Ms. Chischilly currently serves on several federal advisory committees including the Environmental Protection Agency’s (EPA) National Advisory Committee, the Advisory Committee for the Sustained National Climate Assessment (Now the Independent Advisory Committee on the Sustained National Climate Assessment) and EPA’s National Safe Drinking Water Council. From 2013 to 2015, Ms. Chischilly also served on Department of Interior’s Advisory on Climate Change and Natural Resource Science.

Ms. Chischilly speaks both nationally and internationally on topics of Indian Law, Environmental Law, Tradition Knowledges, Water Law and Tribes/Indigenous Peoples. She works with the United Nations on issues of the Protection of Traditional Knowledge and co-wrote, “Guidelines for the Use of Traditional Knowledge in Climate Change Initiatives”.

Before coming to ITEP, she served for over ten years as Senior Assistant General Counsel to the Gila River Indian Community (Community), where she assisted the Community in implementing the historic “Arizona Water Settlement Act” and founded the Community’s Renewable Energy Team. Ms. Chischilly is an enrolled member of the Navajo Nation (Diné). She earned her Juris Doctorate degree from St. Mary's University School of Law and a Masters in Environmental Law (LL.M) from Vermont Law School. She is licensed in Arizona and has practiced in state, district, and federal courts. She is also a member of the International Bar Association.

Phillip Rist

Mr Rist is a widely respected Nywaigi Indigenous leader whose skill and determination has played a key role in establishing the Girringun Aboriginal Corporation as one of the most successful Indigenous community-based organisations in Australia. He was first elected as the first chairman of the Girringun Elders and Reference Group and is still actively involved as Executive Officer of the Girringun Aboriginal Corporation, the modern day version of the original reference group. Phil is an exceptionally accomplished negotiator who has led Girringun through all the different programs it now leads, and instigated of their inception via his unwavering and unswerving belief in his people and culture. Over the last twenty decades he has led the development of co-management arrangements which protect culture and country along the World heritage listed Great Barrier Reef, set up Traditional Use Marine Resource Agreements and Indigenous Protected Areas. He was also co-theme leader of the Climate Change Leaders group as part of the National Climate Change Adaptation Research Facility and continues to play an active role in embedding Indigenous voices in environmental governance, as well as building knowledge partnerships.

Robert Palmer

Rob Palmer is a communications enthusiast with a PhD in Media Studies from the University of Adelaide and a Graduate Diploma of Public Relations from Deakin University. Rob was the communications lead on several climate change adaptation projects, including two major projects aimed at identifying how to improve climate change adaptation communications that target Aboriginal and Torres Strait Islander communities.
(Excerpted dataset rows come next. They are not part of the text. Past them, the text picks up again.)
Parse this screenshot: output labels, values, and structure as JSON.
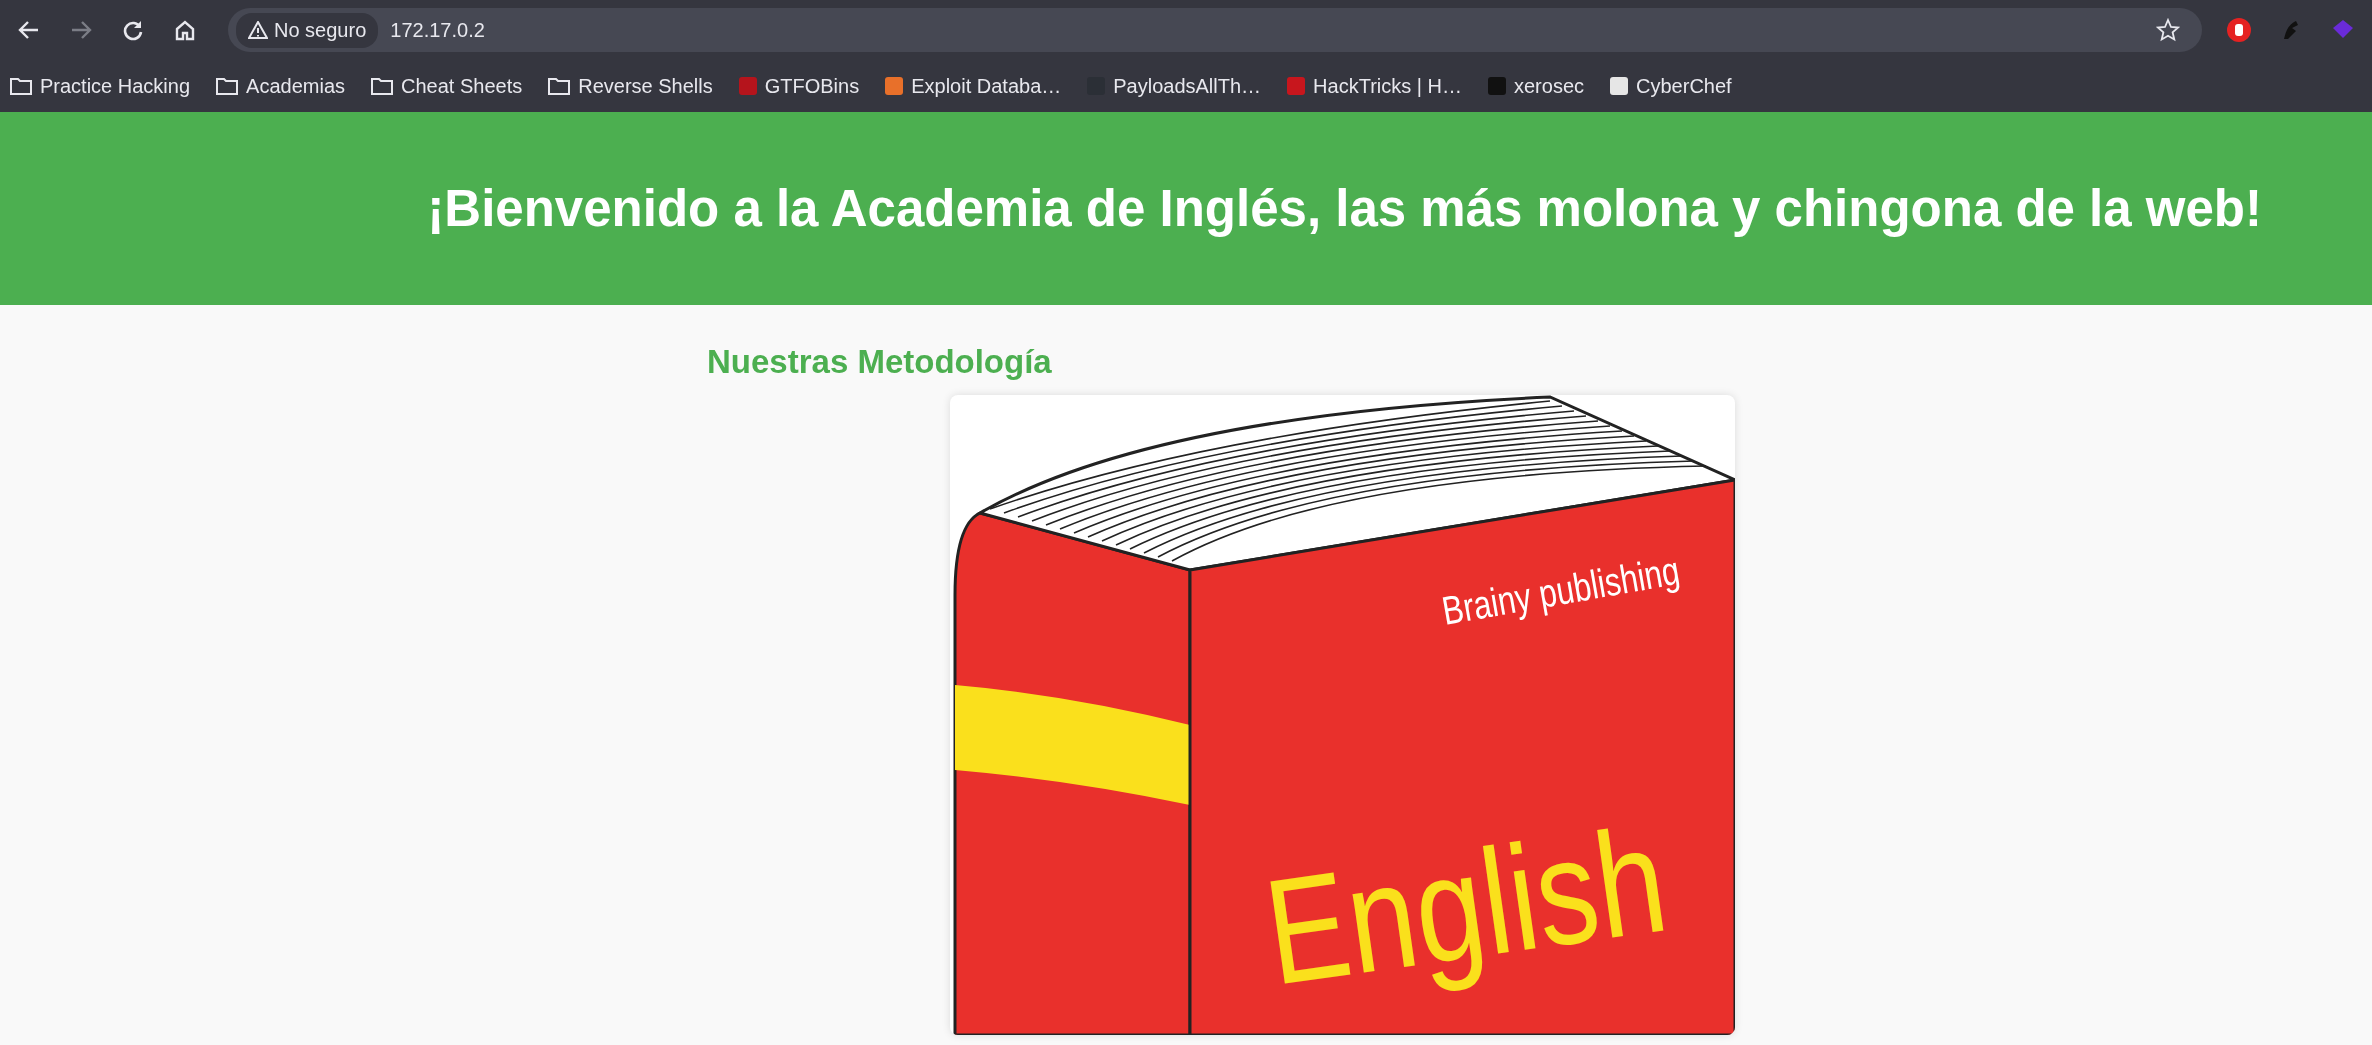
{
  "browser": {
    "security_label": "No seguro",
    "url": "172.17.0.2"
  },
  "bookmarks": [
    {
      "kind": "folder",
      "label": "Practice Hacking"
    },
    {
      "kind": "folder",
      "label": "Academias"
    },
    {
      "kind": "folder",
      "label": "Cheat Sheets"
    },
    {
      "kind": "folder",
      "label": "Reverse Shells"
    },
    {
      "kind": "site",
      "label": "GTFOBins",
      "color": "#b5141c"
    },
    {
      "kind": "site",
      "label": "Exploit Databa…",
      "color": "#e8702a"
    },
    {
      "kind": "site",
      "label": "PayloadsAllTh…",
      "color": "#2b2f36"
    },
    {
      "kind": "site",
      "label": "HackTricks | H…",
      "color": "#c8161d"
    },
    {
      "kind": "site",
      "label": "xerosec",
      "color": "#111111"
    },
    {
      "kind": "site",
      "label": "CyberChef",
      "color": "#e6e6e6"
    }
  ],
  "header": {
    "title": "¡Bienvenido a la Academia de Inglés, las más molona y chingona de la web!"
  },
  "section": {
    "heading": "Nuestras Metodología",
    "image": {
      "publisher": "Brainy publishing",
      "cover_title": "English"
    }
  }
}
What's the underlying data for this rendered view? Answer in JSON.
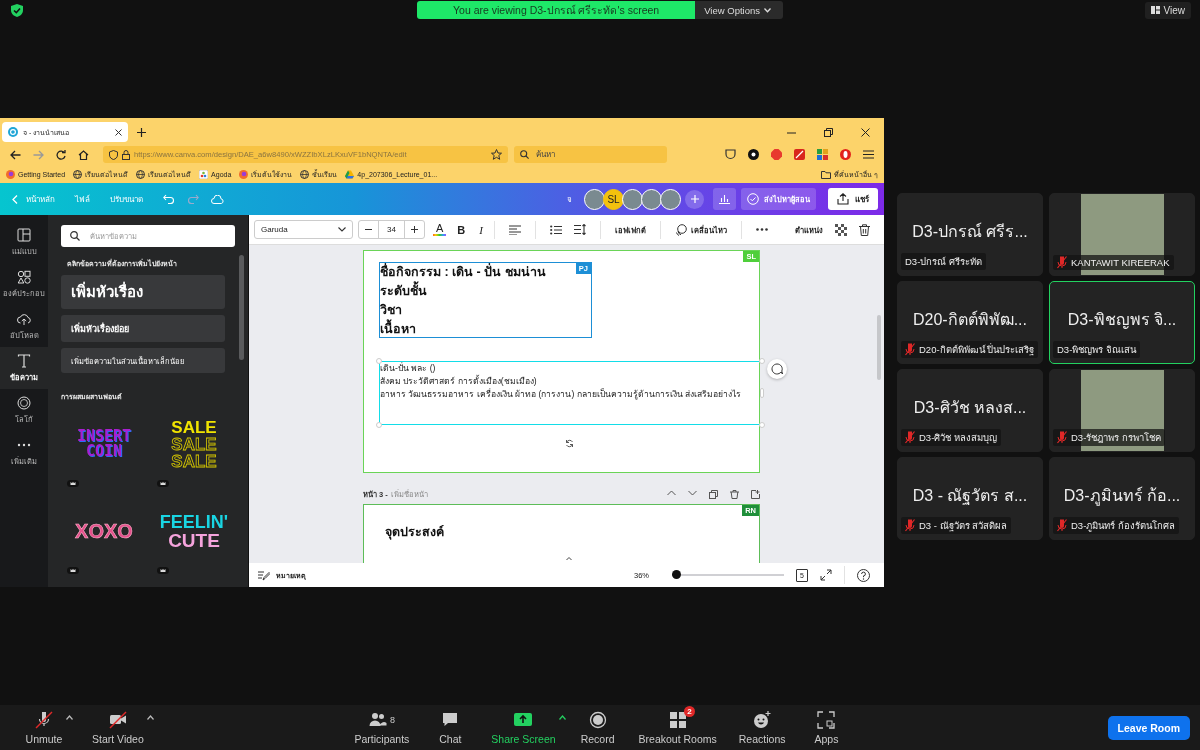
{
  "banner": {
    "text": "You are viewing D3-ปกรณ์ ศรีระทัด's screen",
    "options": "View Options"
  },
  "view_button": "View",
  "browser": {
    "tab_title": "จ - งานนำเสนอ",
    "url": "https://www.canva.com/design/DAE_a6w8490/xWZZIbXLzLKxuVF1bNQNTA/edit",
    "search_placeholder": "ค้นหา",
    "bookmarks": [
      {
        "label": "Getting Started",
        "kind": "firefox"
      },
      {
        "label": "เรียนต่อไหนดี",
        "kind": "globe"
      },
      {
        "label": "เรียนต่อไหนดี",
        "kind": "globe"
      },
      {
        "label": "Agoda",
        "kind": "agoda"
      },
      {
        "label": "เริ่มต้นใช้งาน",
        "kind": "firefox"
      },
      {
        "label": "ชั้นเรียน",
        "kind": "globe"
      },
      {
        "label": "4p_207306_Lecture_01...",
        "kind": "drive"
      }
    ],
    "other_bookmarks": "ที่คั่นหน้าอื่น ๆ"
  },
  "canva": {
    "nav": [
      "หน้าหลัก",
      "ไฟล์",
      "ปรับขนาด"
    ],
    "title": "จ",
    "avatars": [
      {
        "kind": "photo"
      },
      {
        "kind": "initials",
        "text": "SL"
      },
      {
        "kind": "photo"
      },
      {
        "kind": "photo"
      },
      {
        "kind": "photo"
      }
    ],
    "send_button": "ส่งไปหาผู้สอน",
    "share_button": "แชร์",
    "rail": [
      {
        "label": "แม่แบบ",
        "kind": "template",
        "selected": false
      },
      {
        "label": "องค์ประกอบ",
        "kind": "elements",
        "selected": false
      },
      {
        "label": "อัปโหลด",
        "kind": "upload",
        "selected": false
      },
      {
        "label": "ข้อความ",
        "kind": "text",
        "selected": true
      },
      {
        "label": "โลโก้",
        "kind": "logo",
        "selected": false
      },
      {
        "label": "เพิ่มเติม",
        "kind": "more",
        "selected": false
      }
    ],
    "panel": {
      "search_placeholder": "ค้นหาข้อความ",
      "hint": "คลิกข้อความที่ต้องการเพิ่มไปยังหน้า",
      "add_heading": "เพิ่มหัวเรื่อง",
      "add_subheading": "เพิ่มหัวเรื่องย่อย",
      "add_body": "เพิ่มข้อความในส่วนเนื้อหาเล็กน้อย",
      "combos_title": "การผสมผสานฟอนต์",
      "combos": [
        {
          "kind": "insert",
          "lines": [
            "INSERT",
            "COIN"
          ]
        },
        {
          "kind": "sale",
          "lines": [
            "SALE",
            "SALE",
            "SALE"
          ]
        },
        {
          "kind": "xoxo",
          "lines": [
            "XOXO"
          ]
        },
        {
          "kind": "feelin",
          "lines": [
            "FEELIN'",
            "CUTE"
          ]
        }
      ]
    },
    "toolbar": {
      "font": "Garuda",
      "size": "34",
      "text_color": "A",
      "bold": "B",
      "italic": "I",
      "effects": "เอฟเฟกต์",
      "animate": "เคลื่อนไหว",
      "position": "ตำแหน่ง"
    },
    "page": {
      "badge": "SL",
      "box_badge": "PJ",
      "title_lines": [
        "ชื่อกิจกรรม : เดิน - ปั่น ชมน่าน",
        "ระดับชั้น",
        "วิชา",
        "เนื้อหา"
      ],
      "body_lines": [
        "เดิน-ปั่น พละ ()",
        "สังคม ประวัติศาสตร์ การตั้งเมือง(ชมเมือง)",
        "อาหาร วัฒนธรรมอาหาร เครื่องเงิน ผ้าทอ (การงาน) กลายเป็นความรู้ด้านการเงิน ส่งเสริมอย่างไร"
      ]
    },
    "next_page": {
      "label": "หน้า 3 -",
      "add_title": "เพิ่มชื่อหน้า",
      "badge": "RN",
      "heading": "จุดประสงค์"
    },
    "footer": {
      "notes": "หมายเหตุ",
      "zoom": "36%",
      "level": 0.02,
      "pages": "5"
    }
  },
  "participants": [
    {
      "kind": "name",
      "big_name": "D3-ปกรณ์ ศรีร...",
      "name": "D3-ปกรณ์ ศรีระทัด",
      "muted": false,
      "selected": false
    },
    {
      "kind": "photo",
      "name": "KANTAWIT KIREERAK",
      "muted": true,
      "selected": false
    },
    {
      "kind": "name",
      "big_name": "D20-กิตต์พิพัฒ...",
      "name": "D20-กิตต์พิพัฒน์ ปิ่นประเสริฐ",
      "muted": true,
      "selected": false
    },
    {
      "kind": "name",
      "big_name": "D3-พิชญพร จิ...",
      "name": "D3-พิชญพร จิณเสน",
      "muted": false,
      "selected": true
    },
    {
      "kind": "name",
      "big_name": "D3-ศิวัช หลงส...",
      "name": "D3-ศิวัช หลงสมบุญ",
      "muted": true,
      "selected": false
    },
    {
      "kind": "photo",
      "name": "D3-รัชฎาพร กรพาโชค",
      "muted": true,
      "selected": false
    },
    {
      "kind": "name",
      "big_name": "D3 - ณัฐวัตร ส...",
      "name": "D3 - ณัฐวัตร สวัสดิผล",
      "muted": true,
      "selected": false
    },
    {
      "kind": "name",
      "big_name": "D3-ภูมินทร์ ก้อ...",
      "name": "D3-ภูมินทร์ ก้องรัตนโกศล",
      "muted": true,
      "selected": false
    }
  ],
  "controls_left": [
    {
      "kind": "mic",
      "label": "Unmute",
      "off": true,
      "caret": true
    },
    {
      "kind": "video",
      "label": "Start Video",
      "off": true,
      "caret": true
    }
  ],
  "controls_center": [
    {
      "kind": "participants",
      "label": "Participants",
      "count": "8",
      "caret": false
    },
    {
      "kind": "chat",
      "label": "Chat",
      "caret": false
    },
    {
      "kind": "share",
      "label": "Share Screen",
      "caret": true
    },
    {
      "kind": "record",
      "label": "Record",
      "caret": false
    },
    {
      "kind": "breakout",
      "label": "Breakout Rooms",
      "badge": "2",
      "caret": false
    },
    {
      "kind": "reactions",
      "label": "Reactions",
      "caret": false
    },
    {
      "kind": "apps",
      "label": "Apps",
      "caret": false
    }
  ],
  "leave_button": "Leave Room"
}
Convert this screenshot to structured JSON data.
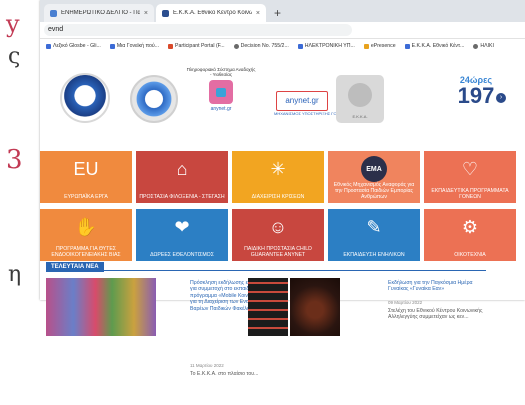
{
  "slide": {
    "fragments": [
      "y",
      "ς",
      "3",
      "η"
    ]
  },
  "browser": {
    "tabs": [
      {
        "label": "ΕΝΗΜΕΡΩΤΙΚΟ ΔΕΛΤΙΟ - Παρου",
        "close": "×"
      },
      {
        "label": "Ε.Κ.Κ.Α. Εθνικό Κέντρο Κοινωνι",
        "close": "×"
      }
    ],
    "new_tab": "+",
    "address": "evnd",
    "bookmarks": [
      "Λεξικό Glosbe - Gli...",
      "Μια Γονεϊκή πού...",
      "Participant Portal (F...",
      "Decision No. 755/2...",
      "ΗΛΕΚΤΡΟΝΙΚΗ ΥΠ...",
      "ePresence",
      "Ε.Κ.Κ.Α. Εθνικό Κέντ...",
      "ΗΛΙΚΙ"
    ]
  },
  "logos": {
    "heart_caption": "Πληροφοριακό Σύστημα Αναδοχής - Υιοθεσίας",
    "heart_domain": "anynet.gr",
    "anynet_label": "anynet.gr",
    "anynet_under": "ΜΗΧΑΝΙΣΜΟΣ ΥΠΟΣΤΗΡΙΞΗΣ ΓΟΝΕΩΝ",
    "ekka_label": "Ε.Κ.Κ.Α.",
    "hotline_top": "24ώρες",
    "hotline_number": "197",
    "hotline_arrow": "›"
  },
  "tiles": [
    {
      "label": "ΕΥΡΩΠΑΪΚΑ ΕΡΓΑ",
      "icon": "eu-flag-icon",
      "glyph": "EU",
      "color": "#f08a3e"
    },
    {
      "label": "ΠΡΟΣΤΑΣΙΑ ΦΙΛΟΞΕΝΙΑ - ΣΤΕΓΑΣΗ",
      "icon": "bed-icon",
      "glyph": "⌂",
      "color": "#c8473f"
    },
    {
      "label": "ΔΙΑΧΕΙΡΙΣΗ ΚΡΙΣΕΩΝ",
      "icon": "network-icon",
      "glyph": "✳",
      "color": "#f2a521"
    },
    {
      "label": "Εθνικός Μηχανισμός Αναφοράς για την Προστασία Παιδιών Εμπορίας Ανθρώπων",
      "icon": "ema-logo-icon",
      "glyph": "EMA",
      "color": "#f0845e"
    },
    {
      "label": "ΕΚΠΑΙΔΕΥΤΙΚΑ ΠΡΟΓΡΑΜΜΑΤΑ ΓΟΝΕΩΝ",
      "icon": "home-heart-icon",
      "glyph": "♡",
      "color": "#ec7154"
    },
    {
      "label": "ΠΡΟΓΡΑΜΜΑ ΓΙΑ ΘΥΤΕΣ ΕΝΔΟΟΙΚΟΓΕΝΕΙΑΚΗΣ ΒΙΑΣ",
      "icon": "hand-icon",
      "glyph": "✋",
      "color": "#f08a3e"
    },
    {
      "label": "ΔΩΡΕΕΣ ΕΘΕΛΟΝΤΙΣΜΟΣ",
      "icon": "heart-hand-icon",
      "glyph": "❤",
      "color": "#2c7fc4"
    },
    {
      "label": "ΠΑΙΔΙΚΗ ΠΡΟΣΤΑΣΙΑ CHILD GUARANTEE ANYNET",
      "icon": "children-icon",
      "glyph": "☺",
      "color": "#c8473f"
    },
    {
      "label": "ΕΚΠΑΙΔΕΥΣΗ ΕΝΗΛΙΚΩΝ",
      "icon": "teacher-icon",
      "glyph": "✎",
      "color": "#2c7fc4"
    },
    {
      "label": "ΟΙΚΟΤΕΧΝΙΑ",
      "icon": "loom-icon",
      "glyph": "⚙",
      "color": "#ec7154"
    }
  ],
  "news": {
    "heading": "ΤΕΛΕΥΤΑΙΑ ΝΕΑ",
    "items": [
      {
        "title": "Πρόσκληση εκδήλωσης ενδιαφέροντος για συμμετοχή στο εκπαιδευτικό πρόγραμμα «Mobile Κοινωνική Εργασία για τη Διαχείριση των Ενοποιημένων Βαρέων Παιδικών Φακέλων»",
        "date": "11 Μαρτίου 2022",
        "excerpt": "Το Ε.Κ.Κ.Α. στο πλαίσιο του..."
      },
      {
        "title": "Εκδήλωση για την Παγκόσμια Ημέρα Γυναίκας «Γυναίκα Εαν»",
        "date": "09 Μαρτίου 2022",
        "excerpt": "Στελέχη του Εθνικού Κέντρου Κοινωνικής Αλληλεγγύης συμμετείχαν ως κεν..."
      }
    ]
  }
}
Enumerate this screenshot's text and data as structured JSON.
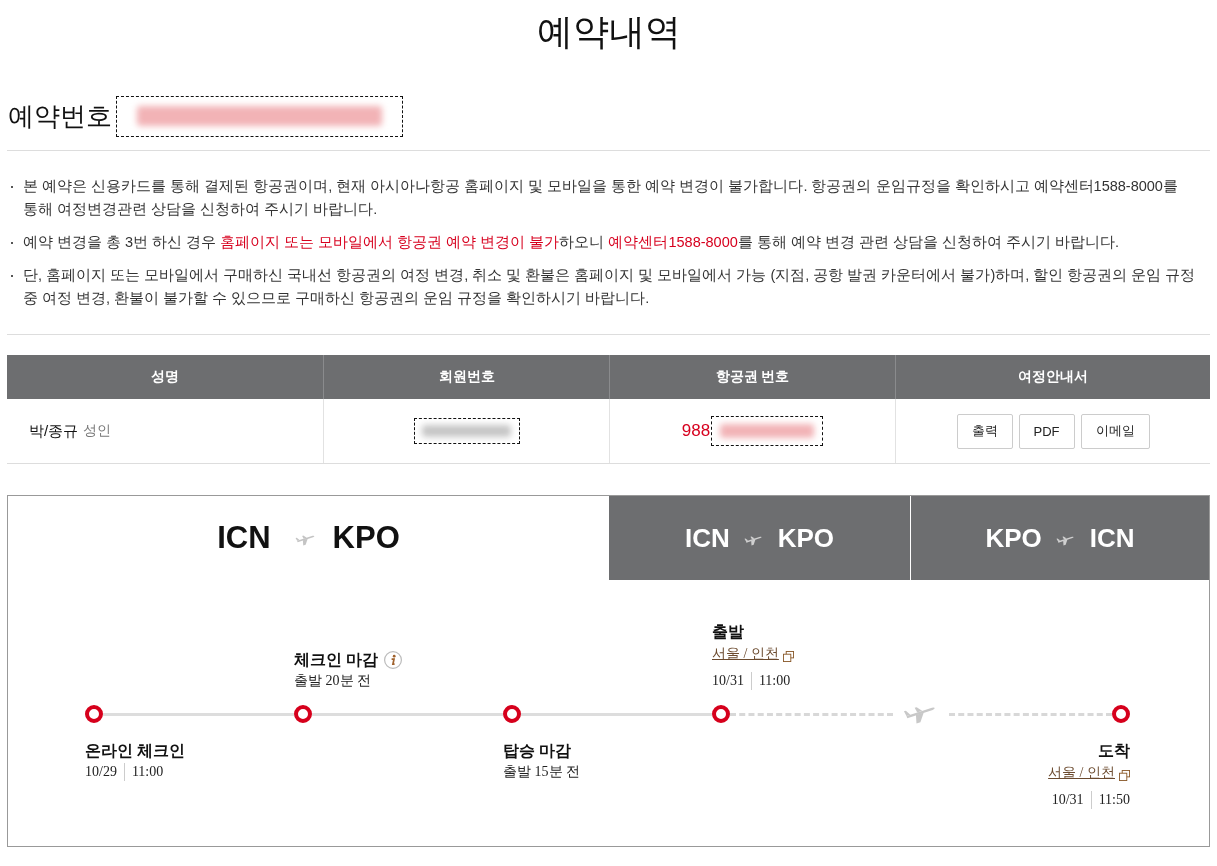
{
  "page_title": "예약내역",
  "reservation": {
    "label": "예약번호",
    "number_hidden": true
  },
  "notices": [
    {
      "segments": [
        {
          "text": "본 예약은 신용카드를 통해 결제된 항공권이며, 현재 아시아나항공 홈페이지 및 모바일을 통한 예약 변경이 불가합니다. 항공권의 운임규정을 확인하시고 예약센터1588-8000를 통해 여정변경관련 상담을 신청하여 주시기 바랍니다.",
          "highlight": false
        }
      ]
    },
    {
      "segments": [
        {
          "text": "예약 변경을 총 3번 하신 경우 ",
          "highlight": false
        },
        {
          "text": "홈페이지 또는 모바일에서 항공권 예약 변경이 불가",
          "highlight": true
        },
        {
          "text": "하오니 ",
          "highlight": false
        },
        {
          "text": "예약센터1588-8000",
          "highlight": true
        },
        {
          "text": "를 통해 예약 변경 관련 상담을 신청하여 주시기 바랍니다.",
          "highlight": false
        }
      ]
    },
    {
      "segments": [
        {
          "text": "단, 홈페이지 또는 모바일에서 구매하신 국내선 항공권의 여정 변경, 취소 및 환불은 홈페이지 및 모바일에서 가능 (지점, 공항 발권 카운터에서 불가)하며, 할인 항공권의 운임 규정 중 여정 변경, 환불이 불가할 수 있으므로 구매하신 항공권의 운임 규정을 확인하시기 바랍니다.",
          "highlight": false
        }
      ]
    }
  ],
  "passenger_table": {
    "columns": [
      "성명",
      "회원번호",
      "항공권 번호",
      "여정안내서"
    ],
    "rows": [
      {
        "name": "박/종규",
        "type": "성인",
        "member_number_hidden": true,
        "ticket_prefix": "988",
        "ticket_rest_hidden": true,
        "buttons": [
          "출력",
          "PDF",
          "이메일"
        ]
      }
    ]
  },
  "tabs": [
    {
      "from": "ICN",
      "to": "KPO",
      "selected": true
    },
    {
      "from": "ICN",
      "to": "KPO",
      "selected": false
    },
    {
      "from": "KPO",
      "to": "ICN",
      "selected": false
    }
  ],
  "timeline": {
    "steps": [
      {
        "title": "온라인 체크인",
        "info": false,
        "date": "10/29",
        "time": "11:00"
      },
      {
        "title": "체크인 마감",
        "info": true,
        "note": "출발 20분 전"
      },
      {
        "title": "탑승 마감",
        "info": false,
        "note": "출발 15분 전"
      },
      {
        "title": "출발",
        "info": false,
        "place": "서울 / 인천",
        "date": "10/31",
        "time": "11:00"
      },
      {
        "title": "도착",
        "info": false,
        "place": "서울 / 인천",
        "date": "10/31",
        "time": "11:50"
      }
    ],
    "segments": [
      {
        "kind": "ground"
      },
      {
        "kind": "ground"
      },
      {
        "kind": "ground"
      },
      {
        "kind": "flight"
      }
    ]
  }
}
This has helped him to develop specific expertise in this field and he has co-authored several academic peer reviewed journal articles on the subject.   

Bibliographic Information

Buying options

Softcover Book USD 24.99
Price excludes VAT (USA)